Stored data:
++++++++++
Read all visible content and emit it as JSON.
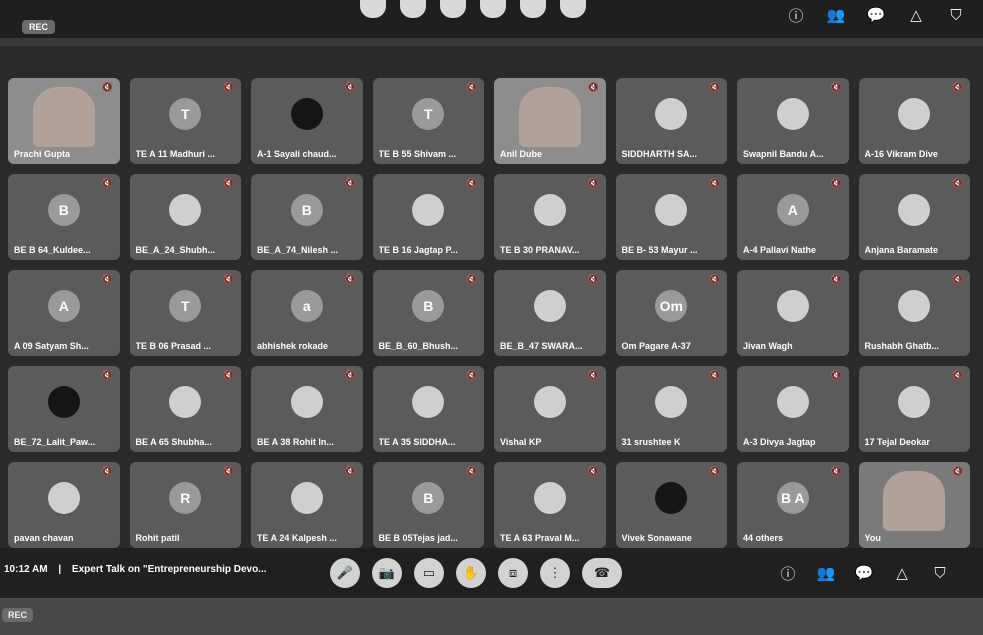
{
  "rec_label": "REC",
  "participants": [
    {
      "name": "Prachi Gupta",
      "initial": "",
      "kind": "video"
    },
    {
      "name": "TE A 11 Madhuri ...",
      "initial": "T",
      "kind": "avatar"
    },
    {
      "name": "A-1 Sayali chaud...",
      "initial": "",
      "kind": "dark"
    },
    {
      "name": "TE B 55 Shivam ...",
      "initial": "T",
      "kind": "avatar"
    },
    {
      "name": "Anil Dube",
      "initial": "",
      "kind": "video"
    },
    {
      "name": "SIDDHARTH SA...",
      "initial": "",
      "kind": "photo"
    },
    {
      "name": "Swapnil Bandu A...",
      "initial": "",
      "kind": "photo"
    },
    {
      "name": "A-16 Vikram Dive",
      "initial": "",
      "kind": "photo"
    },
    {
      "name": "BE B 64_Kuldee...",
      "initial": "B",
      "kind": "avatar"
    },
    {
      "name": "BE_A_24_Shubh...",
      "initial": "",
      "kind": "photo"
    },
    {
      "name": "BE_A_74_Nilesh ...",
      "initial": "B",
      "kind": "avatar"
    },
    {
      "name": "TE B 16 Jagtap P...",
      "initial": "",
      "kind": "photo"
    },
    {
      "name": "TE B 30 PRANAV...",
      "initial": "",
      "kind": "photo"
    },
    {
      "name": "BE B- 53 Mayur ...",
      "initial": "",
      "kind": "photo"
    },
    {
      "name": "A-4 Pallavi Nathe",
      "initial": "A",
      "kind": "avatar"
    },
    {
      "name": "Anjana Baramate",
      "initial": "",
      "kind": "photo"
    },
    {
      "name": "A 09 Satyam Sh...",
      "initial": "A",
      "kind": "avatar"
    },
    {
      "name": "TE B 06 Prasad ...",
      "initial": "T",
      "kind": "avatar"
    },
    {
      "name": "abhishek rokade",
      "initial": "a",
      "kind": "avatar"
    },
    {
      "name": "BE_B_60_Bhush...",
      "initial": "B",
      "kind": "avatar"
    },
    {
      "name": "BE_B_47 SWARA...",
      "initial": "",
      "kind": "photo"
    },
    {
      "name": "Om Pagare A-37",
      "initial": "Om",
      "kind": "avatar"
    },
    {
      "name": "Jivan Wagh",
      "initial": "",
      "kind": "photo"
    },
    {
      "name": "Rushabh Ghatb...",
      "initial": "",
      "kind": "photo"
    },
    {
      "name": "BE_72_Lalit_Paw...",
      "initial": "",
      "kind": "dark"
    },
    {
      "name": "BE A 65 Shubha...",
      "initial": "",
      "kind": "photo"
    },
    {
      "name": "BE A 38 Rohit In...",
      "initial": "",
      "kind": "photo"
    },
    {
      "name": "TE A 35 SIDDHA...",
      "initial": "",
      "kind": "photo"
    },
    {
      "name": "Vishal KP",
      "initial": "",
      "kind": "photo"
    },
    {
      "name": "31 srushtee K",
      "initial": "",
      "kind": "photo"
    },
    {
      "name": "A-3 Divya Jagtap",
      "initial": "",
      "kind": "photo"
    },
    {
      "name": "17 Tejal Deokar",
      "initial": "",
      "kind": "photo"
    },
    {
      "name": "pavan chavan",
      "initial": "",
      "kind": "photo"
    },
    {
      "name": "Rohit patil",
      "initial": "R",
      "kind": "avatar"
    },
    {
      "name": "TE A 24 Kalpesh ...",
      "initial": "",
      "kind": "photo"
    },
    {
      "name": "BE B 05Tejas jad...",
      "initial": "B",
      "kind": "avatar"
    },
    {
      "name": "TE A 63 Praval M...",
      "initial": "",
      "kind": "photo"
    },
    {
      "name": "Vivek Sonawane",
      "initial": "",
      "kind": "dark"
    },
    {
      "name": "44 others",
      "initial": "B A",
      "kind": "avatar"
    },
    {
      "name": "You",
      "initial": "",
      "kind": "you"
    }
  ],
  "bottom_bar": {
    "time": "10:12 AM",
    "separator": "|",
    "meeting_title": "Expert Talk on \"Entrepreneurship Devo...",
    "controls": [
      "mic",
      "camera",
      "captions",
      "raise-hand",
      "present",
      "more",
      "end-call"
    ]
  },
  "colors": {
    "tile": "#5b5b5b",
    "background": "#2a2a2a"
  }
}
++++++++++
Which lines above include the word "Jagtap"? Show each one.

=== ANSWER AREA ===
      "name": "TE B 16 Jagtap P...",
      "name": "A-3 Divya Jagtap",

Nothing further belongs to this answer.